Each line of the data below that includes the string "JSON" must be copied.

[Records drawn from a dataset]
# # #

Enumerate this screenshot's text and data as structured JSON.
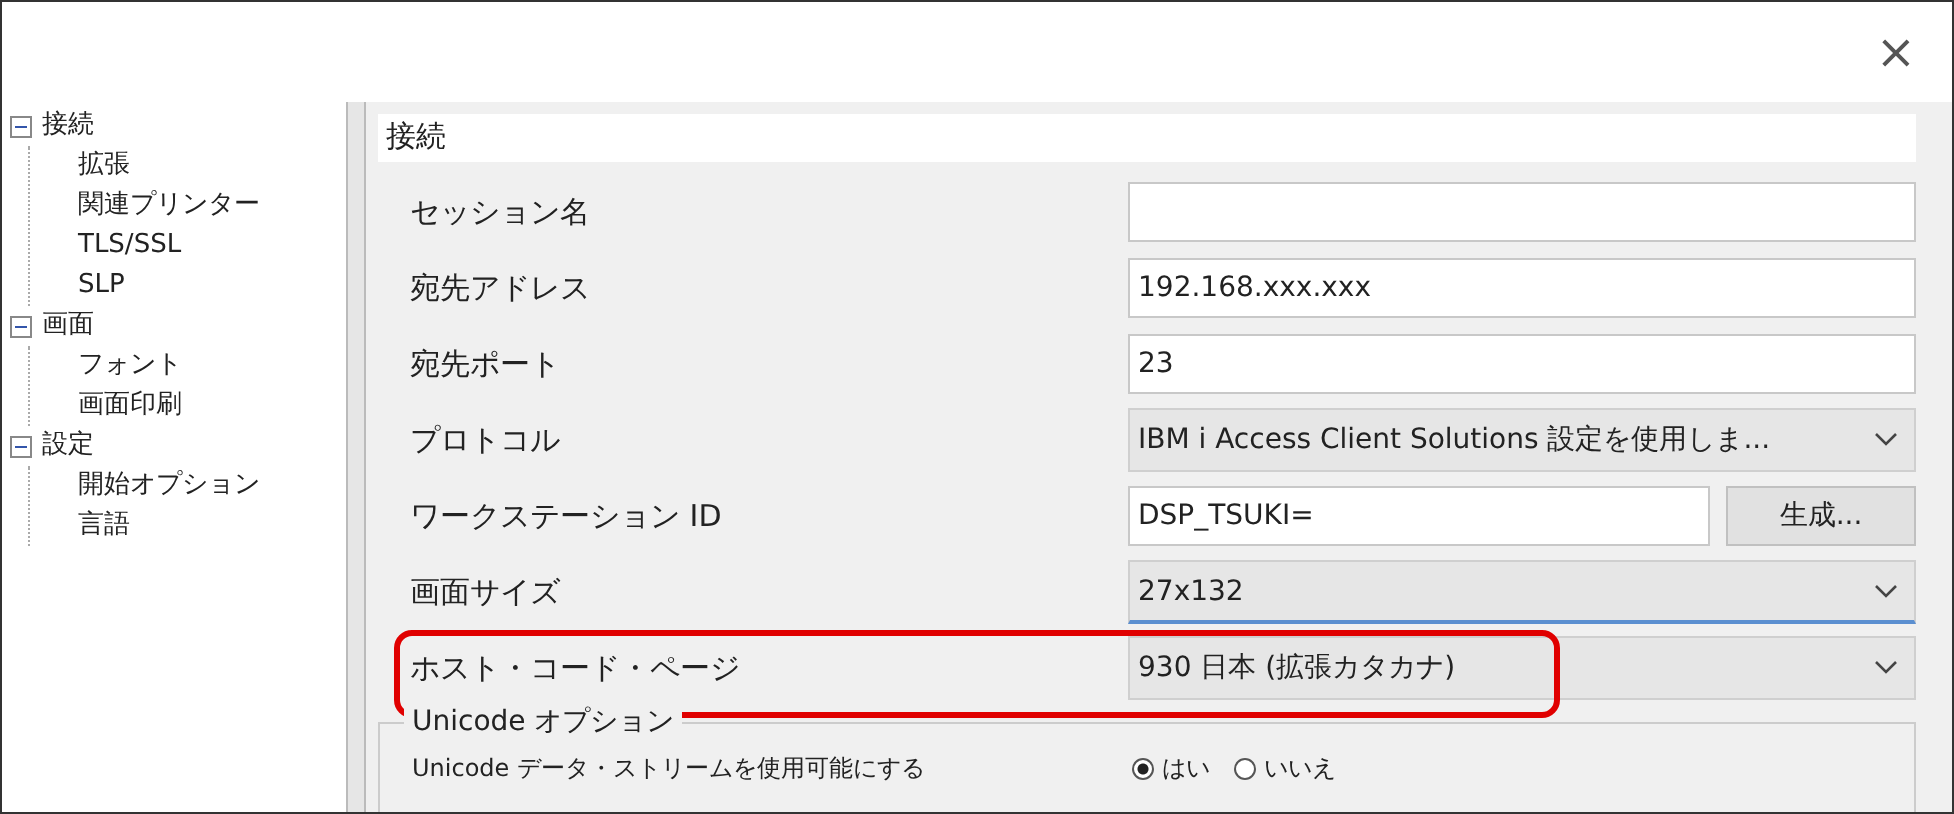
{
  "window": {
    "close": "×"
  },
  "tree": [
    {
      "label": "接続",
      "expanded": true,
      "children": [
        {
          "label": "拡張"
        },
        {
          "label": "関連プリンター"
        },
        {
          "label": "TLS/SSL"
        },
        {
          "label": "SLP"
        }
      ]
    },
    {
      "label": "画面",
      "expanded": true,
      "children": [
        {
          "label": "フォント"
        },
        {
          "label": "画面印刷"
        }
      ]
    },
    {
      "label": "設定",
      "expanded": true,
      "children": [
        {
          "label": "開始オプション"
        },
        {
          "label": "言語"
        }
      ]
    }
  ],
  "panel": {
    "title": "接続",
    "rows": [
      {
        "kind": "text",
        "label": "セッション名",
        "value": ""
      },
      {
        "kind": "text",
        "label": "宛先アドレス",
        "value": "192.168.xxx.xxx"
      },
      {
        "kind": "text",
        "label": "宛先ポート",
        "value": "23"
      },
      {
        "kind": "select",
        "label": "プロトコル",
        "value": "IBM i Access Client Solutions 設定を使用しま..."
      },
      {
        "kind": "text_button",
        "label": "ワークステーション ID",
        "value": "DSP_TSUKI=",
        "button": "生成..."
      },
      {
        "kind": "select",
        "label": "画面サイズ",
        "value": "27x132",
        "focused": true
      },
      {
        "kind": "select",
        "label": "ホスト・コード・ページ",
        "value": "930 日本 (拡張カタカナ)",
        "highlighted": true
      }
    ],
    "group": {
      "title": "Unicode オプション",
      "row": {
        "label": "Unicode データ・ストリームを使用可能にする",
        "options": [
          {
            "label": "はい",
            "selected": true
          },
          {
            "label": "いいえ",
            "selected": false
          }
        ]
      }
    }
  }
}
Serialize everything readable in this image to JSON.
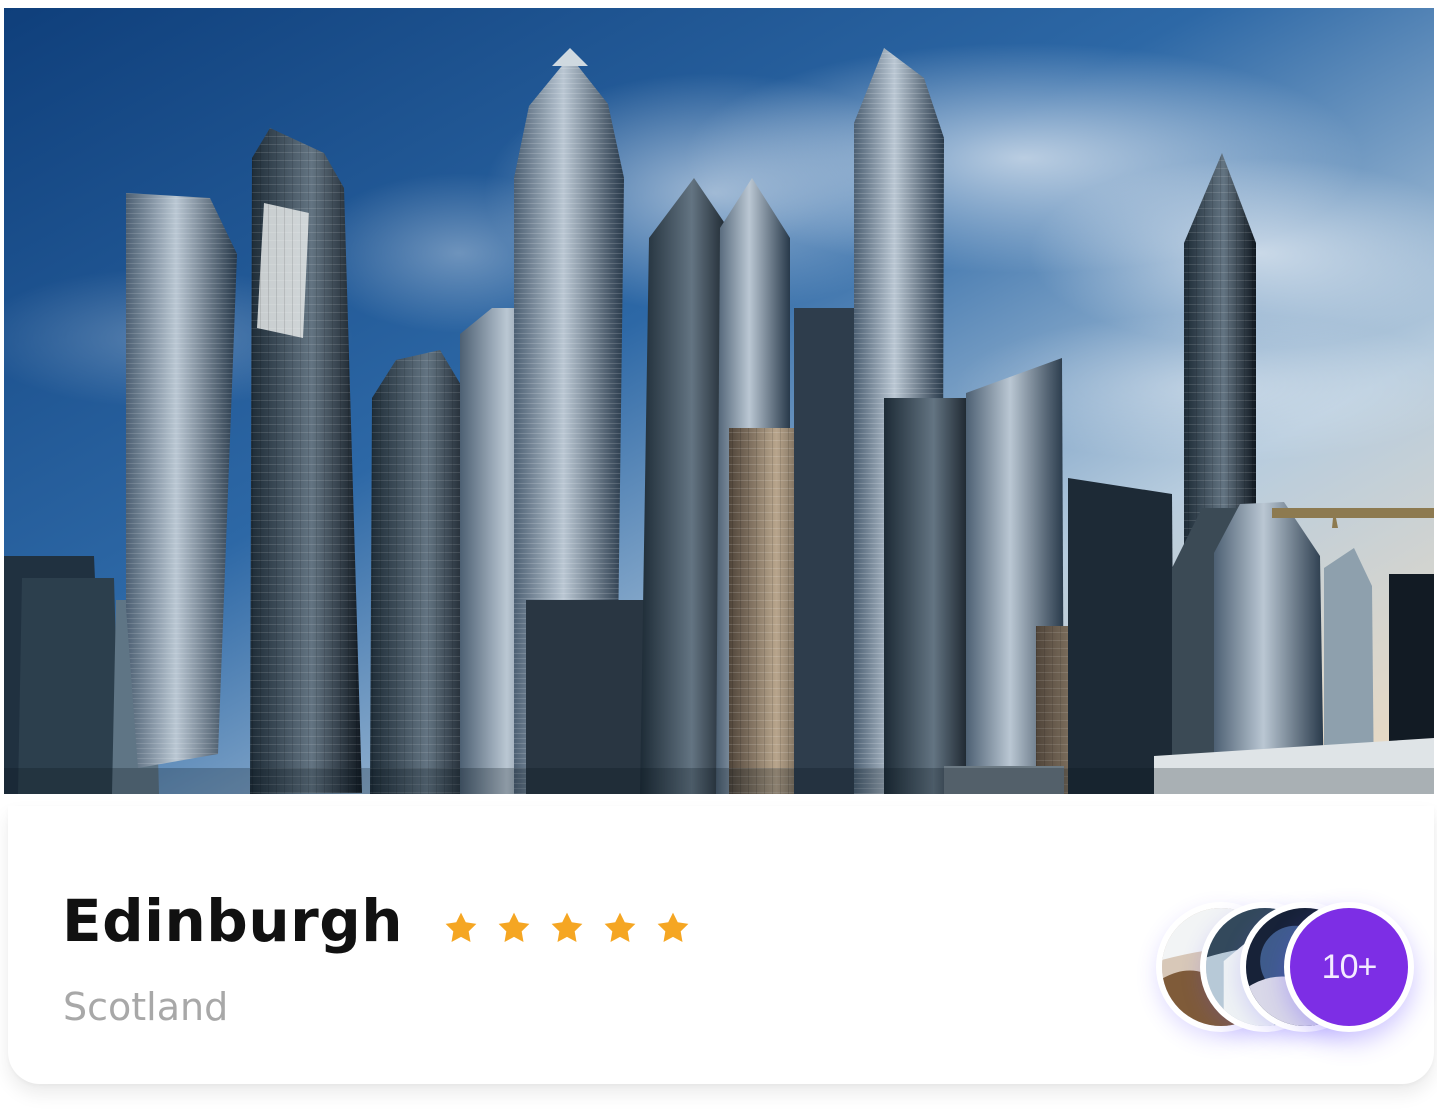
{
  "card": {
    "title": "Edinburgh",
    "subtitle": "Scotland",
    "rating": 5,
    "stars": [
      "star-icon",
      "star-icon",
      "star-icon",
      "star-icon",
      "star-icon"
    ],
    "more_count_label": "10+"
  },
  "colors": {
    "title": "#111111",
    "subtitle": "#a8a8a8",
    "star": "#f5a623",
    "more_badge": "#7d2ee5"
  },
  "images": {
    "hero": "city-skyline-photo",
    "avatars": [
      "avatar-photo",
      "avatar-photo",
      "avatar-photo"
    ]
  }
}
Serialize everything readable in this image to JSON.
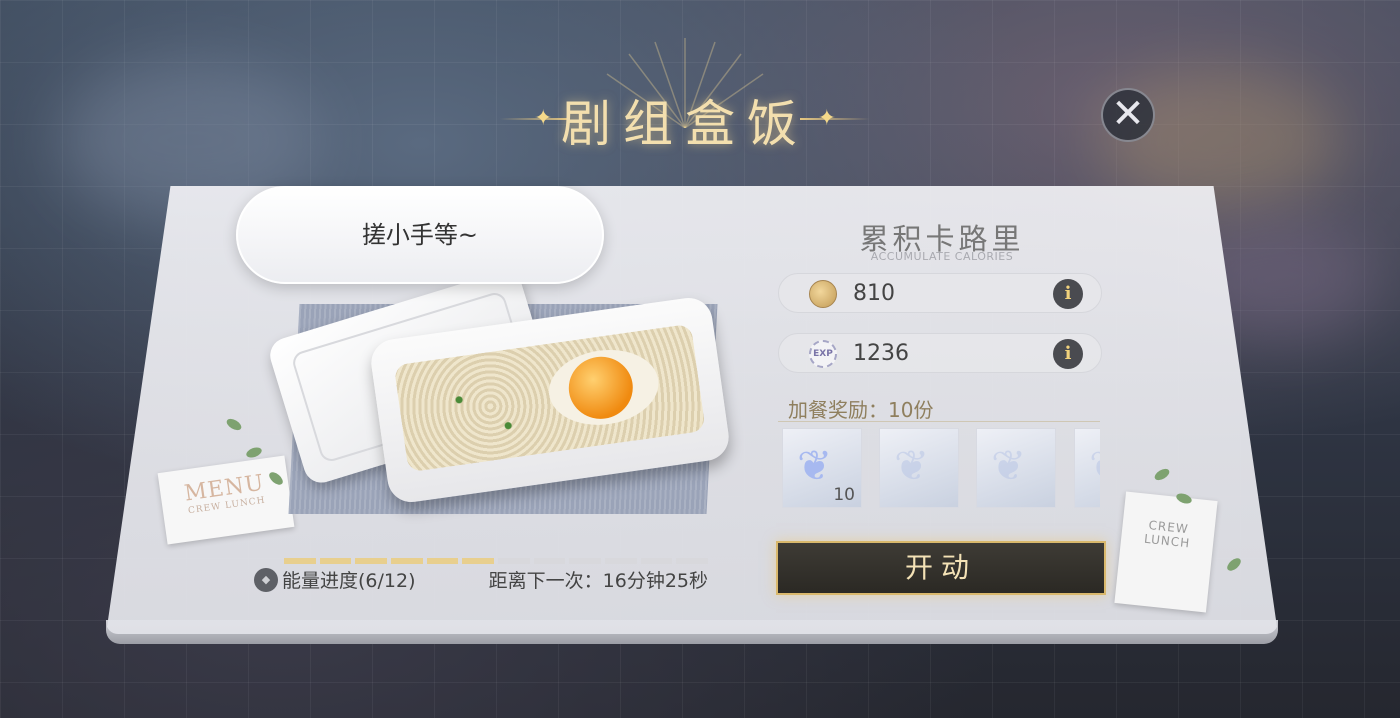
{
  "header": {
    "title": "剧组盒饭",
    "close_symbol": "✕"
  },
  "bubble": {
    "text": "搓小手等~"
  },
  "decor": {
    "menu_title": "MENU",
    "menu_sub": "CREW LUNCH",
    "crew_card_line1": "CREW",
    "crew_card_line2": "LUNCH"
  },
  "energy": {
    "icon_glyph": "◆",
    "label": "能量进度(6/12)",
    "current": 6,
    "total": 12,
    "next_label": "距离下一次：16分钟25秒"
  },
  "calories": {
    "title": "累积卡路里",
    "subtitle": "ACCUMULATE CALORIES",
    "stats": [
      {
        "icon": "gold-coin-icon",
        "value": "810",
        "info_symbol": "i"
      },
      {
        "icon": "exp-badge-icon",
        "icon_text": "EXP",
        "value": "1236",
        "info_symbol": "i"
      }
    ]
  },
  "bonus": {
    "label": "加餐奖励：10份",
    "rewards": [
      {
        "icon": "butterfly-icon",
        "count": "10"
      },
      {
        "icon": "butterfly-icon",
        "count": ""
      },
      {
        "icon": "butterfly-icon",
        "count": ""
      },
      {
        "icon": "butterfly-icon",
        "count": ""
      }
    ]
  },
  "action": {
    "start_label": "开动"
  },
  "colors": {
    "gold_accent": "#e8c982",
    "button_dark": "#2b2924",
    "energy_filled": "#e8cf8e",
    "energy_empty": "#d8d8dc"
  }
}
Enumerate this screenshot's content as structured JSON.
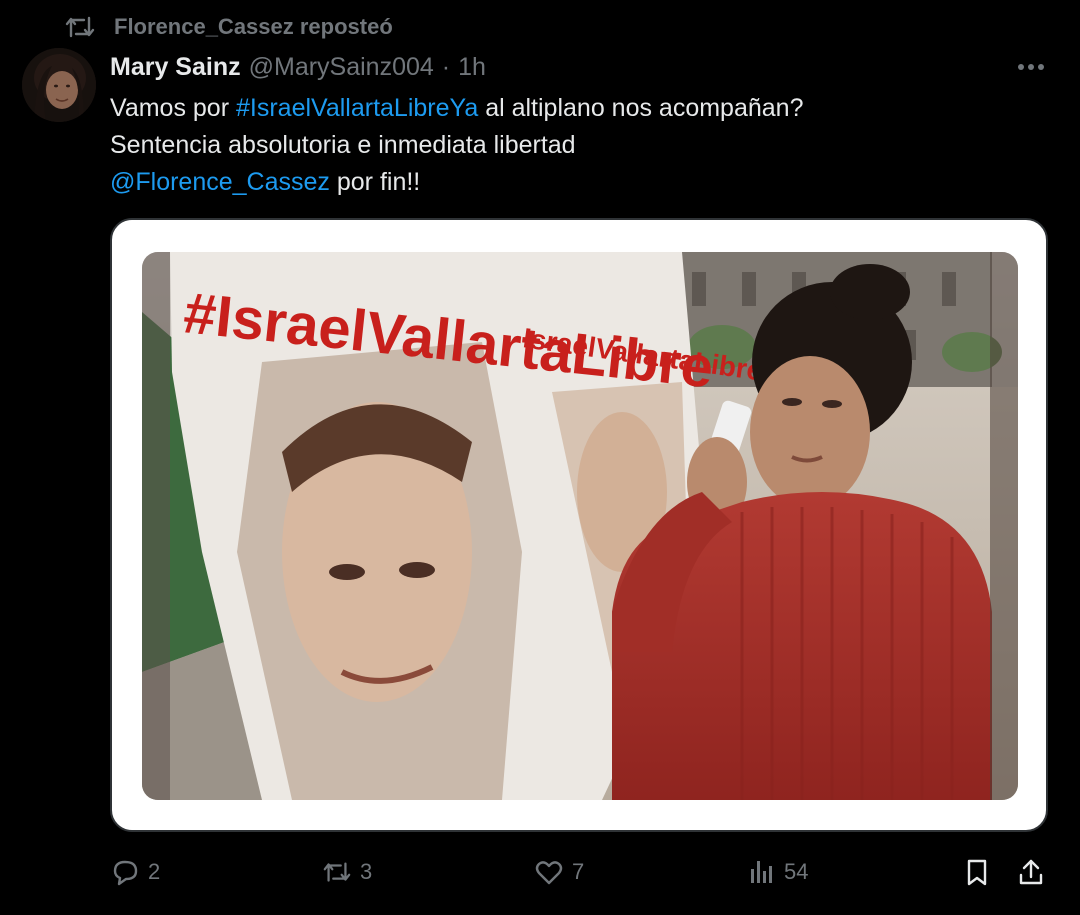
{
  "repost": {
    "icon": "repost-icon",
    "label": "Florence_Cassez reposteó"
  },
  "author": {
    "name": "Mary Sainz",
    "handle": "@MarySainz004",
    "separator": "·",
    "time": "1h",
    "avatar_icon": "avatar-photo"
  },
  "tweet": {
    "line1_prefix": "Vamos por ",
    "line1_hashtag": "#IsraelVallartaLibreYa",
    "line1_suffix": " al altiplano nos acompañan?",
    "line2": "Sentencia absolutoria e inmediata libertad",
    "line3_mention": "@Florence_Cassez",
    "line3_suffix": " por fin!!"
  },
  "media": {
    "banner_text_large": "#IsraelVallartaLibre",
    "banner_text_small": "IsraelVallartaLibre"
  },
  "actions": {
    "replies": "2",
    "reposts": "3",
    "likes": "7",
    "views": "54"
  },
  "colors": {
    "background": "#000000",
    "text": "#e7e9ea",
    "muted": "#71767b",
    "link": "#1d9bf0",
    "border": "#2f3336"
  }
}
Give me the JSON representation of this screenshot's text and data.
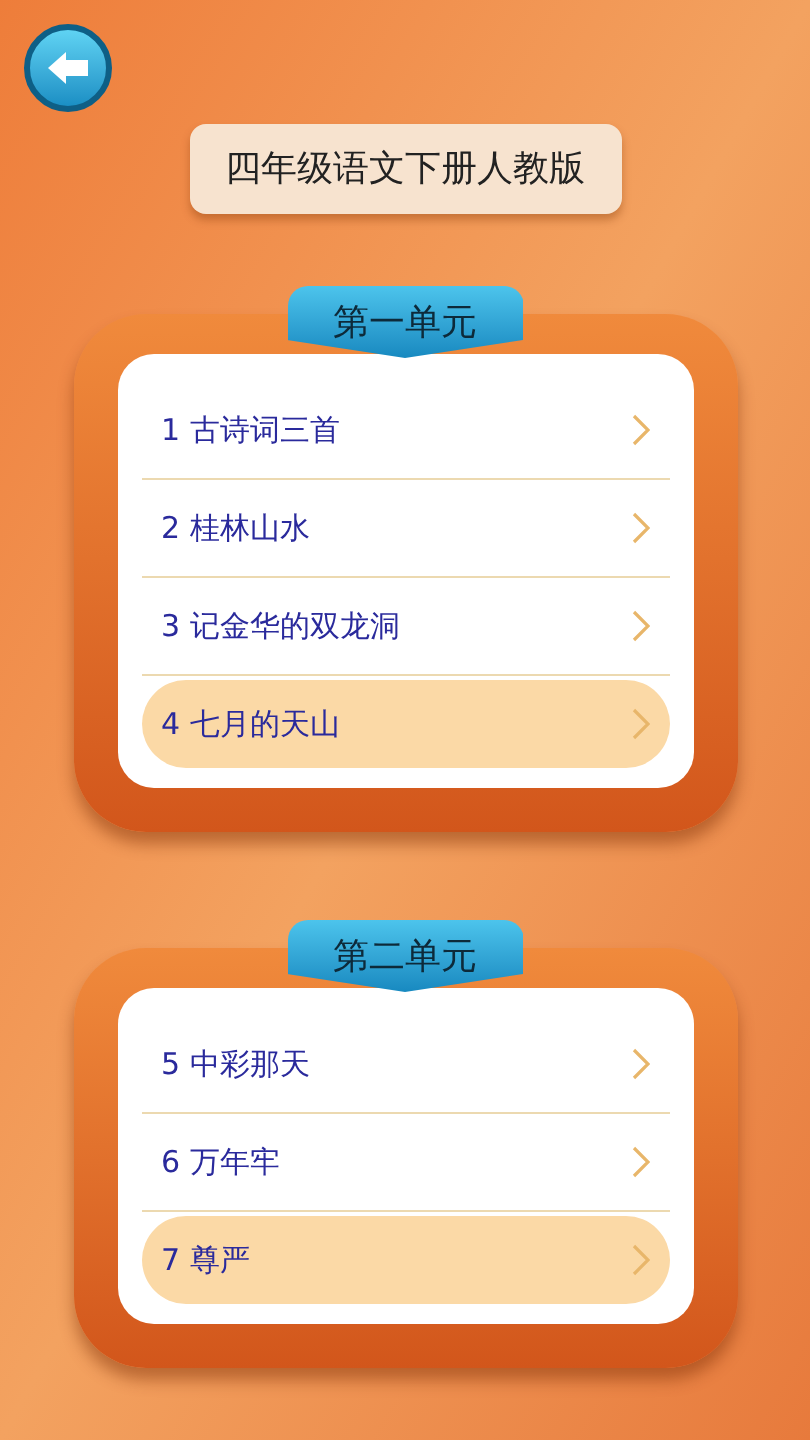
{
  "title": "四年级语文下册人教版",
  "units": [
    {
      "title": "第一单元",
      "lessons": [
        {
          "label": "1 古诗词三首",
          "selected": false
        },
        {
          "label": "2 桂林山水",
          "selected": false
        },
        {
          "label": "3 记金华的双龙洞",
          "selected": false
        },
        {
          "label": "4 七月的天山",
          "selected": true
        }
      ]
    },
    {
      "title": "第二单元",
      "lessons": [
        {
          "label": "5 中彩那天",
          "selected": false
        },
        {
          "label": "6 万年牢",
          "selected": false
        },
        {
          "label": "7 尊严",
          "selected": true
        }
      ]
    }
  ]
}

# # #

REPLY TO THE TASK:
Enumerate this screenshot's text and data as structured JSON.
Serialize everything readable in this image to JSON.
Serialize everything readable in this image to JSON.
Enumerate this screenshot's content as structured JSON.
Give me the JSON representation of this screenshot's text and data.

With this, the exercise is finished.